All About Carbohydrates
The relationship between carbohydrates and people with diabetes can be confusing. Let’s take a look at what carbohydrates are and how to fit them into a delicious, nutritious eating plan. All food is made up of a combination of three nutrients. Carbohydrate, protein, and fat. Carbohydrates (carbs) are an important source of vitamins, minerals, phytonutrients, and in many cases, fiber, all of which support good health. They are the preferred energy source for the brain. However, carbs are also the nutrient that affects blood glucose the most. Given all of the benefits of carbohydrates, we don’t want to cut them out of our diet altogether, but we do want to be sure to choose the healthiest carbs in the right amount. Carbohydrates are made up of three components: starch, fiber, and sugar. Starch and fiber are complex carbs, while sugar is a simple carb. Between the two, complex carbs are the clear winner.

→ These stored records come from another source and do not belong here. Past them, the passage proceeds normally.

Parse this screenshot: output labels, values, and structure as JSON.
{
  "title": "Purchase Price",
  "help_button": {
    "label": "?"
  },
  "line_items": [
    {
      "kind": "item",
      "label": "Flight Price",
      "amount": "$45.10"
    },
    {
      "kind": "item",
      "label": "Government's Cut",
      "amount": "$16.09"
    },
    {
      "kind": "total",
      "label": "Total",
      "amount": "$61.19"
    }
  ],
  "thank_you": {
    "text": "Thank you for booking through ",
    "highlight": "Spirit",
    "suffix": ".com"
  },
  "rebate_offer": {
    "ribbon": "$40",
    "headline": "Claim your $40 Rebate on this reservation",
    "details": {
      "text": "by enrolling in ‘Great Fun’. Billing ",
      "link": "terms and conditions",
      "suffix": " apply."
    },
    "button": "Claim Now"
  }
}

Complex carbs are typically more nutrient-dense than simple carbs. They take longer to digest, and this gradual digestion process results in a slower release of glucose into the bloodstream. This helps maintain stable blood glucose levels and provides fuel for physical activities. Additionally, complex carbs are often rich in fiber, which aids in digestion, promotes satiety, and can help maintain healthy cholesterol levels.
Good sources of starch and fiber include:
- whole fruits,
- starchy vegetables such as corn and sweet potato,
- legumes such as lentils, black beans, kidney beans and pinto beans
- whole grains such as brown rice, quinoa or barley
- whole grain breads and crackers.
Simple carbs are quickly digested and absorbed and are often responsible for quick spikes in blood sugars after meals or snacks. Simple carbs are found in added sugars such as table sugar, candy, sweets, and sodas. These foods have little nutritional value. On the other hand, fruits and milk are also considered simple carbs but contain important vitamins and minerals and in the case of milk, protein as well. Choosing the right carbs can take time and practice. With a little bit of information and a keen eye for nutrition labels, you can start making healthier choices to energize your body, fuel your brain, and protect yourself from long-term complications.